2. Individual Timing
People are going to have their own preferences, challenges and strengths, and they’re all going to take a different amount of time and need different things to get through the back-to-the-office transition. Give people the freedom they need to adjust on their own schedule.
Even as you recognize everyone’s individuality, you have to have some basic clarity about what you will and will not tolerate. For example, what happens if someone starts talking about how they had a big maskless get-together and others get upset? Do you want people to go to HR if they see something they disagree with or would you rather avoid that so people don’t feel like everyone’s policing each other? Having a good policy and applying it consistently can head off conflicts and give people direction.
A dirty office isn’t an inviting work environment. It also can remind people of how disruptive and hurtful the pandemic has been. Many workers are more mindful than ever of hygiene because of the virus. So, tidy up. Hire a service to come in and give things a deep clean to help everyone feel good about coming back. Make sure the office doesn’t look like a ghost town and that everything is sanitary for people to dive into what they need to do.
5. Leader Presence
Most people look to leaders to help them decide what to do. They get a lot of emotional security from seeing that others aren’t worried. Make sure that, if you have an executive team or people others gravitate to, they come back two or three days a week for a while before everyone else has to show up. Simply seeing that those leaders are present and working will communicate to the rest of the team that everything’s going to be all right and that they’ll individually be OK.
6. Alternate Arrangements
Many people had to take on other responsibilities during the pandemic, such as child care. They adjusted how they shopped, where they kept their work tools or how they were involved in the community. They need time to shift everything again. It is essential to give your employees enough warning before transitioning back into the office. Offer resources that could help them transition. Be as transparent as possible about your policies and timing so they have better clarity about any alternate arrangements that might work well.

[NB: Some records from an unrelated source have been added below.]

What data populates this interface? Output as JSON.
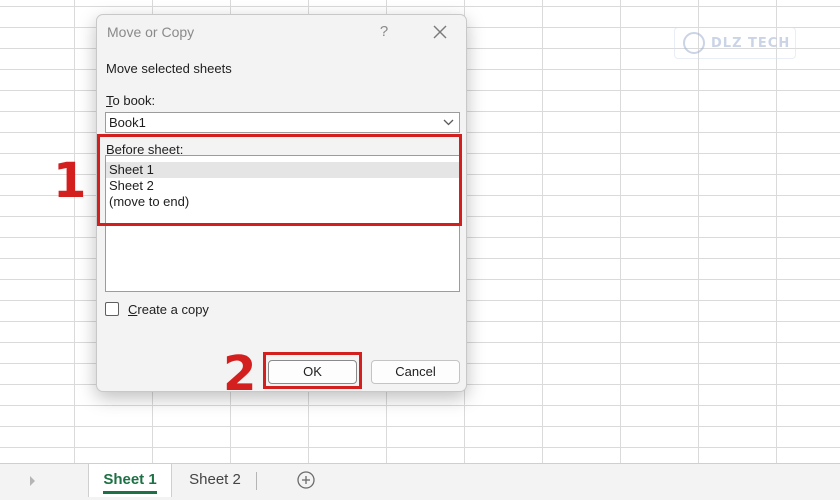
{
  "dialog": {
    "title": "Move or Copy",
    "help_label": "?",
    "subtitle": "Move selected sheets",
    "to_book_label_u": "T",
    "to_book_label_rest": "o book:",
    "to_book_value": "Book1",
    "before_sheet_label_u": "B",
    "before_sheet_label_rest": "efore sheet:",
    "sheets": [
      "Sheet 1",
      "Sheet 2",
      "(move to end)"
    ],
    "create_copy_u": "C",
    "create_copy_rest": "reate a copy",
    "create_copy_checked": false,
    "ok_label": "OK",
    "cancel_label": "Cancel"
  },
  "annotations": {
    "step1": "1",
    "step2": "2",
    "color": "#d41f1f"
  },
  "watermark": {
    "text": "DLZ TECH"
  },
  "sheet_tabs": {
    "active": "Sheet 1",
    "inactive": "Sheet 2"
  }
}
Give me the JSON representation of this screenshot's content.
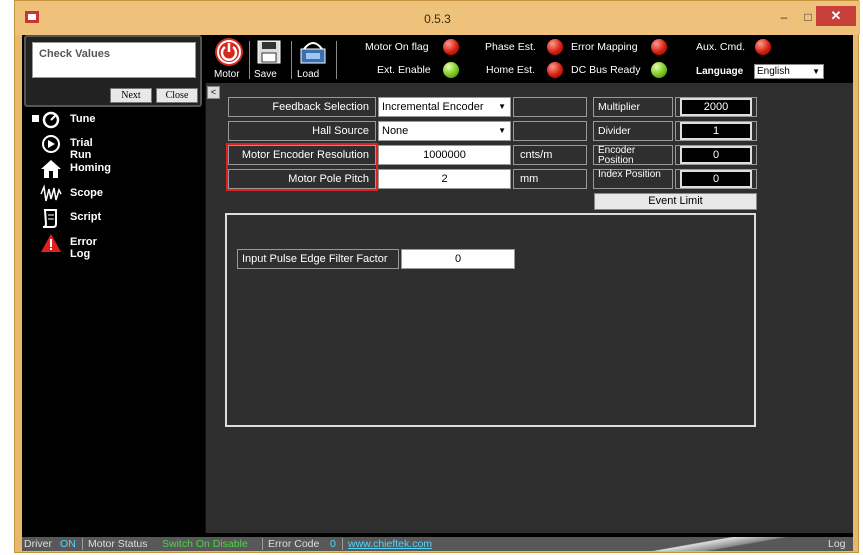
{
  "window": {
    "title": "0.5.3",
    "minimize": "–",
    "maximize": "□",
    "close": "✕"
  },
  "toolbar": {
    "motor_label": "Motor",
    "save_label": "Save",
    "load_label": "Load",
    "flags": [
      {
        "label": "Motor On flag",
        "status": "red"
      },
      {
        "label": "Ext. Enable",
        "status": "green"
      },
      {
        "label": "Phase Est.",
        "status": "red"
      },
      {
        "label": "Home Est.",
        "status": "red"
      },
      {
        "label": "Error Mapping",
        "status": "red"
      },
      {
        "label": "DC Bus Ready",
        "status": "green"
      },
      {
        "label": "Aux. Cmd.",
        "status": "red"
      }
    ],
    "language_label": "Language",
    "language_value": "English"
  },
  "check_panel": {
    "title": "Check Values",
    "next_label": "Next",
    "close_label": "Close"
  },
  "sidebar": {
    "items": [
      {
        "label": "Tune",
        "icon": "tune-icon"
      },
      {
        "label": "Trial Run",
        "icon": "play-icon"
      },
      {
        "label": "Homing",
        "icon": "home-icon"
      },
      {
        "label": "Scope",
        "icon": "scope-icon"
      },
      {
        "label": "Script",
        "icon": "script-icon"
      },
      {
        "label": "Error Log",
        "icon": "warning-icon"
      }
    ]
  },
  "form": {
    "collapse_label": "<",
    "feedback_selection": {
      "label": "Feedback Selection",
      "value": "Incremental Encoder"
    },
    "hall_source": {
      "label": "Hall Source",
      "value": "None"
    },
    "encoder_resolution": {
      "label": "Motor Encoder Resolution",
      "value": "1000000",
      "unit": "cnts/m"
    },
    "pole_pitch": {
      "label": "Motor Pole Pitch",
      "value": "2",
      "unit": "mm"
    },
    "multiplier": {
      "label": "Multiplier",
      "value": "2000"
    },
    "divider": {
      "label": "Divider",
      "value": "1"
    },
    "encoder_position": {
      "label": "Encoder Position",
      "value": "0"
    },
    "index_position": {
      "label": "Index Position",
      "value": "0"
    },
    "event_limit_label": "Event Limit",
    "filter_factor": {
      "label": "Input Pulse Edge Filter Factor",
      "value": "0"
    }
  },
  "statusbar": {
    "driver_label": "Driver",
    "driver_value": "ON",
    "motor_status_label": "Motor Status",
    "motor_status_value": "Switch On Disable",
    "error_code_label": "Error Code",
    "error_code_value": "0",
    "website": "www.chieftek.com",
    "log_label": "Log"
  },
  "colors": {
    "accent_green": "#4cd44c",
    "accent_cyan": "#4fd6ff",
    "highlight_red": "#d22222"
  }
}
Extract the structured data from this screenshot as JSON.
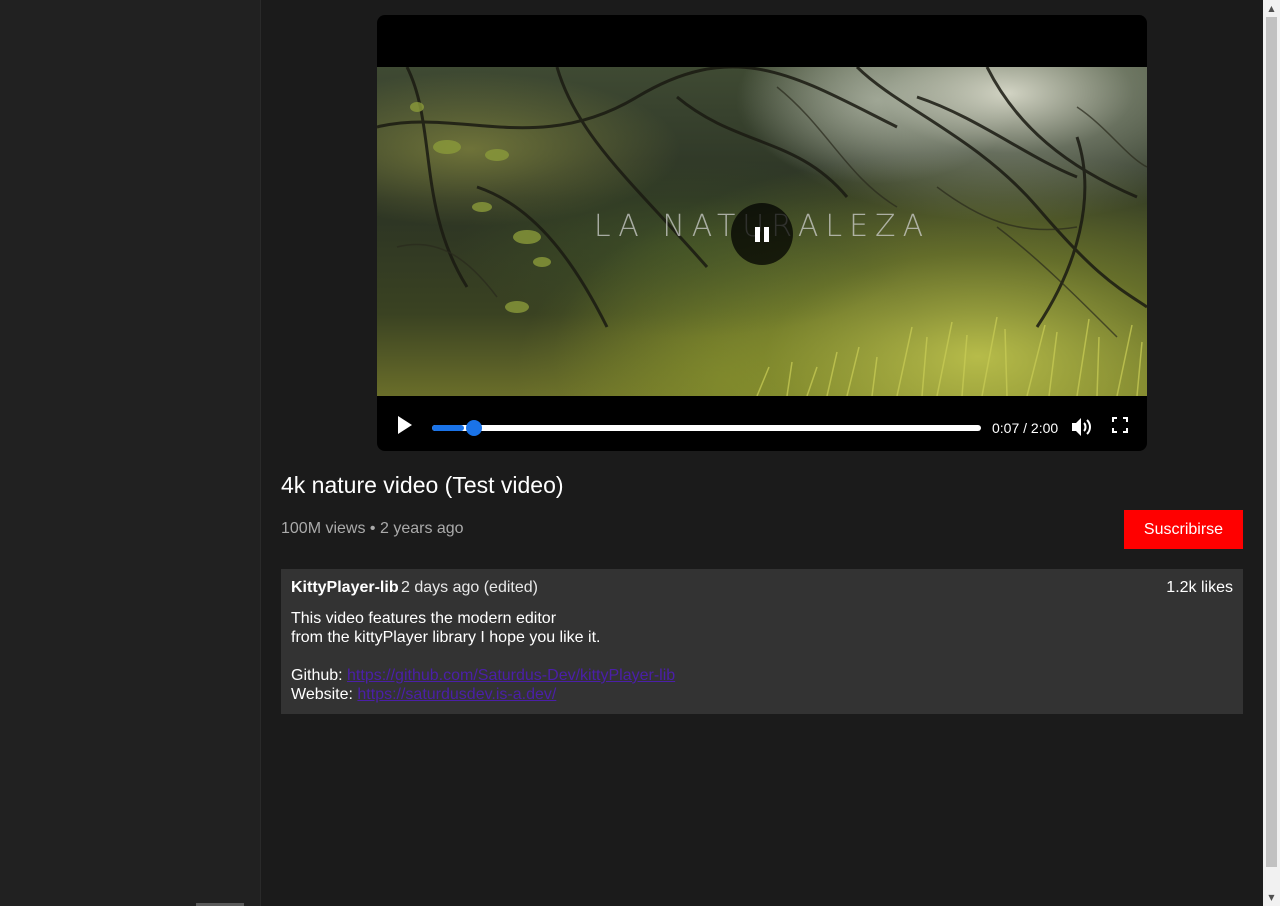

Sure, there might be some people who still put on a formal outfit for work through the pandemic even if they didn’t have to hop on Zoom, but most people kicked their shoes off for the whole year. If your culture was more laid back about the dress code to start with, this isn’t a huge deal. But if your business environment was more strait-laced, then be cognizant of the fact that people might want to be more relaxed than they used to be. Some people also might be more self-conscious or even need to redo their wardrobe. So be kind, and if you can, be a little more forgiving with your dress code.
8. Other Interactions
If you’ve got workers with kids, they likely are used to having their children around them for much of the day now. Other people might have been checking in on parents or other loved ones. And even for single employees, animals often have become beloved friends. Be mindful of how important and familiar those other interactions have been. You don’t necessarily have to let employees bring their kids or pets to work, but finding ways to let them keep those connections, such as maybe giving them a chance to talk to their kids throughout the day, can prove you care about their entire well-being.
Businesses are more open to hybrid or alternate work setups than they used to be. Even so, for most companies, bringing people back to a traditional office after the pandemic may be a must. Unfortunately, most workers are operating with damaged trust. To rebuild it and ensure that your back-to-office transition goes smoothly, consider all the points outlined above. By taking those realities into account, you can work together with your team to find a new normal where everyone is both productive and comfortable.